╭─ INPUT RECORDS

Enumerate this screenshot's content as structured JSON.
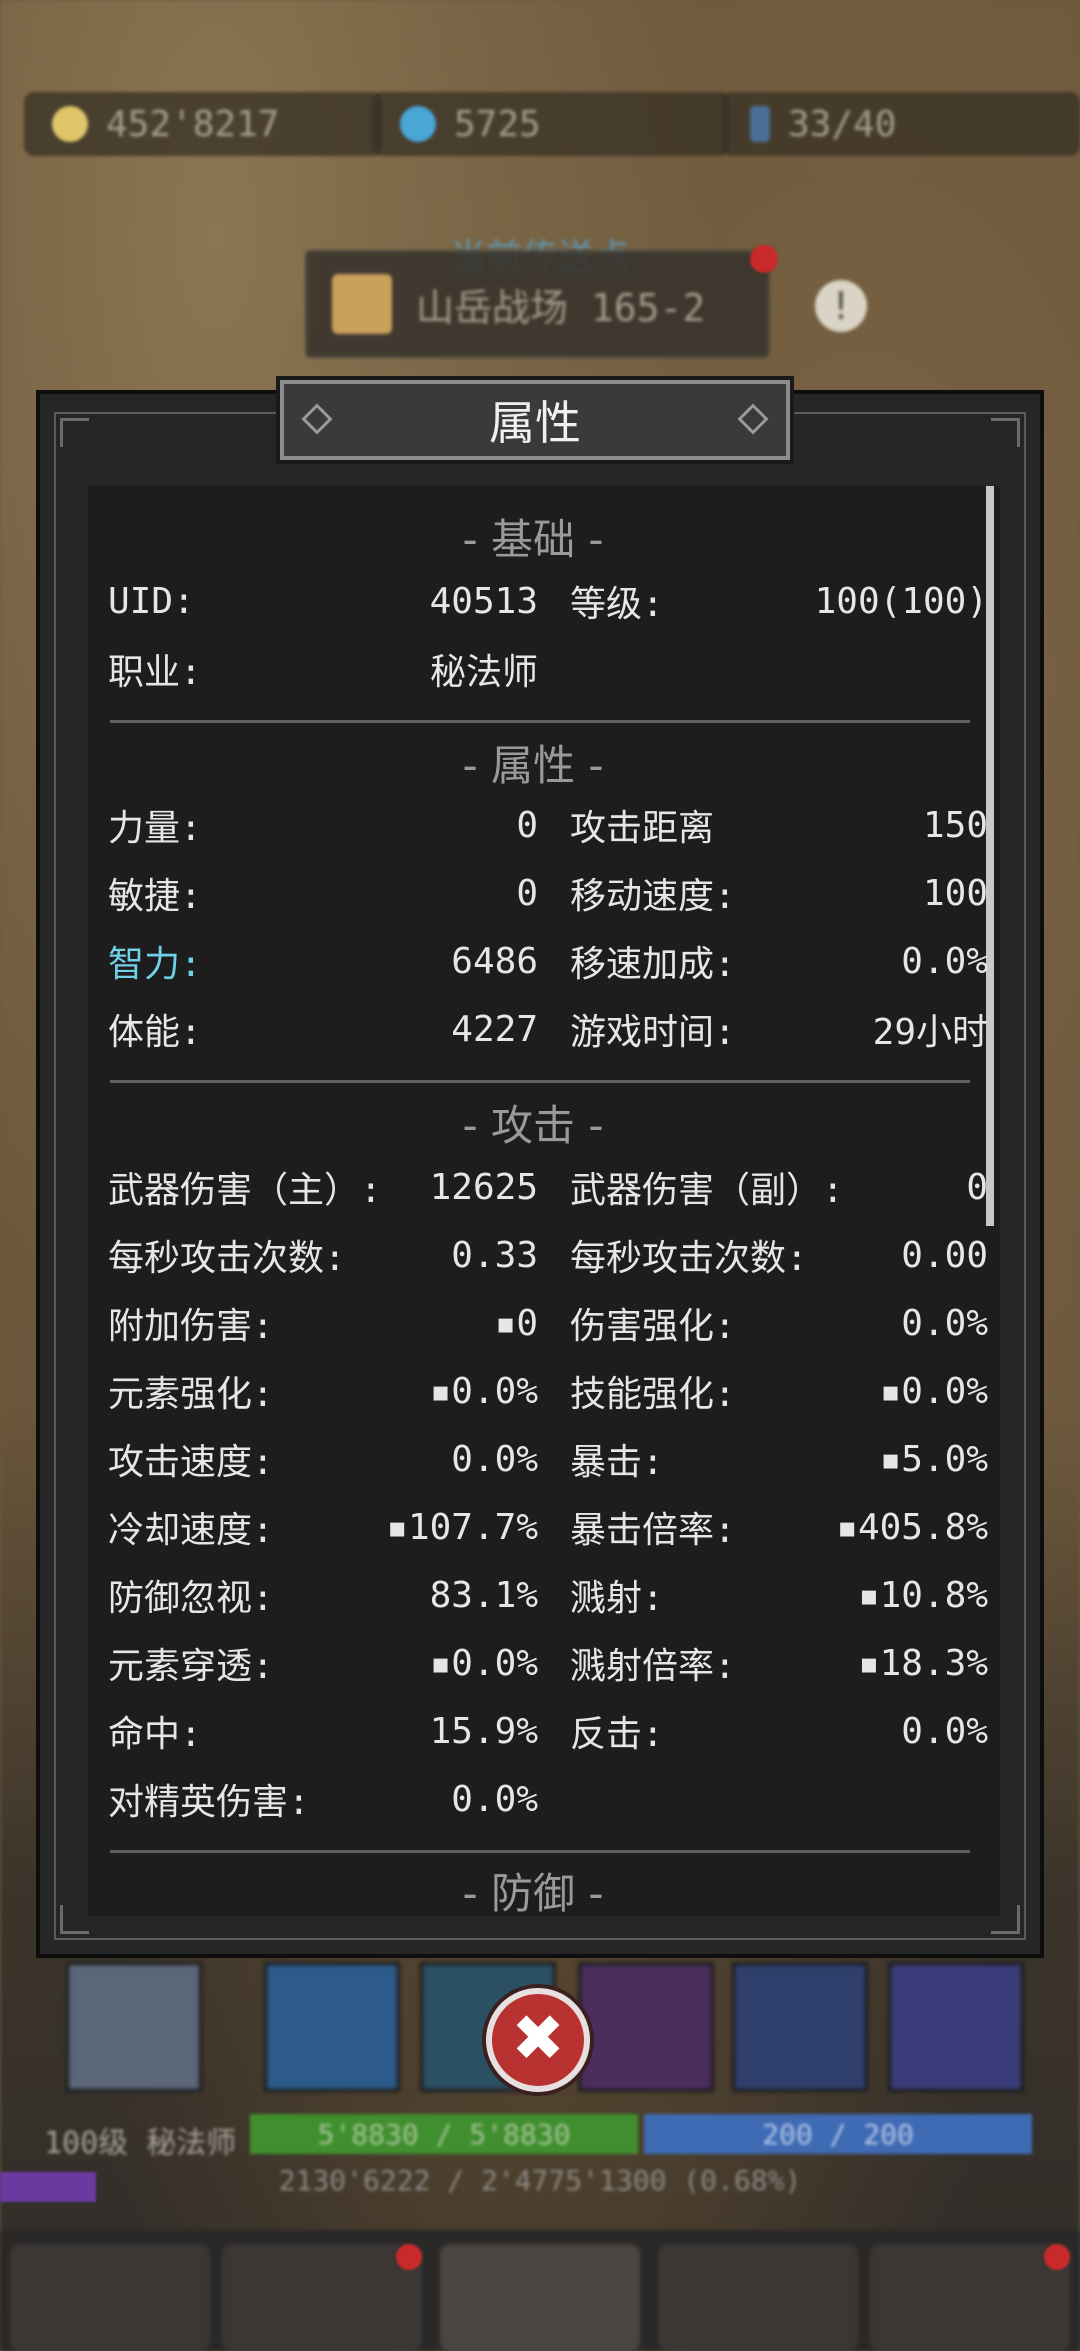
{
  "currencies": [
    {
      "icon": "gold-coin-icon",
      "value": "452'8217"
    },
    {
      "icon": "blue-gem-icon",
      "value": "5725"
    },
    {
      "icon": "stamina-icon",
      "value": "33/40"
    }
  ],
  "portal": {
    "caption": "当前传送点",
    "name": "山岳战场 165-2"
  },
  "dialog": {
    "title": "属性",
    "sections": {
      "basic": "- 基础 -",
      "attributes": "- 属性 -",
      "attack": "- 攻击 -",
      "defense": "- 防御 -"
    },
    "basic": {
      "uid_label": "UID:",
      "uid_value": "40513",
      "level_label": "等级:",
      "level_value": "100(100)",
      "job_label": "职业:",
      "job_value": "秘法师"
    },
    "attributes": [
      {
        "l_label": "力量:",
        "l_value": "0",
        "r_label": "攻击距离",
        "r_value": "150"
      },
      {
        "l_label": "敏捷:",
        "l_value": "0",
        "r_label": "移动速度:",
        "r_value": "100"
      },
      {
        "l_label": "智力:",
        "l_value": "6486",
        "r_label": "移速加成:",
        "r_value": "0.0%"
      },
      {
        "l_label": "体能:",
        "l_value": "4227",
        "r_label": "游戏时间:",
        "r_value": "29小时"
      }
    ],
    "attack": [
      {
        "l_label": "武器伤害（主）:",
        "l_value": "12625",
        "r_label": "武器伤害（副）:",
        "r_value": "0"
      },
      {
        "l_label": "每秒攻击次数:",
        "l_value": "0.33",
        "r_label": "每秒攻击次数:",
        "r_value": "0.00"
      },
      {
        "l_label": "附加伤害:",
        "l_value": "▪0",
        "r_label": "伤害强化:",
        "r_value": "0.0%"
      },
      {
        "l_label": "元素强化:",
        "l_value": "▪0.0%",
        "r_label": "技能强化:",
        "r_value": "▪0.0%"
      },
      {
        "l_label": "攻击速度:",
        "l_value": "0.0%",
        "r_label": "暴击:",
        "r_value": "▪5.0%"
      },
      {
        "l_label": "冷却速度:",
        "l_value": "▪107.7%",
        "r_label": "暴击倍率:",
        "r_value": "▪405.8%"
      },
      {
        "l_label": "防御忽视:",
        "l_value": "83.1%",
        "r_label": "溅射:",
        "r_value": "▪10.8%"
      },
      {
        "l_label": "元素穿透:",
        "l_value": "▪0.0%",
        "r_label": "溅射倍率:",
        "r_value": "▪18.3%"
      },
      {
        "l_label": "命中:",
        "l_value": "15.9%",
        "r_label": "反击:",
        "r_value": "0.0%"
      },
      {
        "l_label": "对精英伤害:",
        "l_value": "0.0%",
        "r_label": "",
        "r_value": ""
      }
    ]
  },
  "hud": {
    "level_job": "100级 秘法师",
    "hp": "5'8830 / 5'8830",
    "mp": "200 / 200",
    "exp": "2130'6222 / 2'4775'1300 (0.68%)",
    "exp_progress": 0.0068
  },
  "colors": {
    "highlight": "#6fd0e6",
    "hp_bar": "#3f8f2e",
    "mp_bar": "#3e6bb3",
    "close_button": "#b83232"
  }
}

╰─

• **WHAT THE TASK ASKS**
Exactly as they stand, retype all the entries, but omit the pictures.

• **YOUR SOLUTION**
Enumerate this screenshot's content as structured JSON.
{
  "currencies": [
    {
      "icon": "gold-coin-icon",
      "value": "452'8217"
    },
    {
      "icon": "blue-gem-icon",
      "value": "5725"
    },
    {
      "icon": "stamina-icon",
      "value": "33/40"
    }
  ],
  "portal": {
    "caption": "当前传送点",
    "name": "山岳战场 165-2"
  },
  "dialog": {
    "title": "属性",
    "sections": {
      "basic": "- 基础 -",
      "attributes": "- 属性 -",
      "attack": "- 攻击 -",
      "defense": "- 防御 -"
    },
    "basic": {
      "uid_label": "UID:",
      "uid_value": "40513",
      "level_label": "等级:",
      "level_value": "100(100)",
      "job_label": "职业:",
      "job_value": "秘法师"
    },
    "attributes": [
      {
        "l_label": "力量:",
        "l_value": "0",
        "r_label": "攻击距离",
        "r_value": "150"
      },
      {
        "l_label": "敏捷:",
        "l_value": "0",
        "r_label": "移动速度:",
        "r_value": "100"
      },
      {
        "l_label": "智力:",
        "l_value": "6486",
        "r_label": "移速加成:",
        "r_value": "0.0%"
      },
      {
        "l_label": "体能:",
        "l_value": "4227",
        "r_label": "游戏时间:",
        "r_value": "29小时"
      }
    ],
    "attack": [
      {
        "l_label": "武器伤害（主）:",
        "l_value": "12625",
        "r_label": "武器伤害（副）:",
        "r_value": "0"
      },
      {
        "l_label": "每秒攻击次数:",
        "l_value": "0.33",
        "r_label": "每秒攻击次数:",
        "r_value": "0.00"
      },
      {
        "l_label": "附加伤害:",
        "l_value": "▪0",
        "r_label": "伤害强化:",
        "r_value": "0.0%"
      },
      {
        "l_label": "元素强化:",
        "l_value": "▪0.0%",
        "r_label": "技能强化:",
        "r_value": "▪0.0%"
      },
      {
        "l_label": "攻击速度:",
        "l_value": "0.0%",
        "r_label": "暴击:",
        "r_value": "▪5.0%"
      },
      {
        "l_label": "冷却速度:",
        "l_value": "▪107.7%",
        "r_label": "暴击倍率:",
        "r_value": "▪405.8%"
      },
      {
        "l_label": "防御忽视:",
        "l_value": "83.1%",
        "r_label": "溅射:",
        "r_value": "▪10.8%"
      },
      {
        "l_label": "元素穿透:",
        "l_value": "▪0.0%",
        "r_label": "溅射倍率:",
        "r_value": "▪18.3%"
      },
      {
        "l_label": "命中:",
        "l_value": "15.9%",
        "r_label": "反击:",
        "r_value": "0.0%"
      },
      {
        "l_label": "对精英伤害:",
        "l_value": "0.0%",
        "r_label": "",
        "r_value": ""
      }
    ]
  },
  "hud": {
    "level_job": "100级 秘法师",
    "hp": "5'8830 / 5'8830",
    "mp": "200 / 200",
    "exp": "2130'6222 / 2'4775'1300 (0.68%)",
    "exp_progress": 0.0068
  },
  "colors": {
    "highlight": "#6fd0e6",
    "hp_bar": "#3f8f2e",
    "mp_bar": "#3e6bb3",
    "close_button": "#b83232"
  }
}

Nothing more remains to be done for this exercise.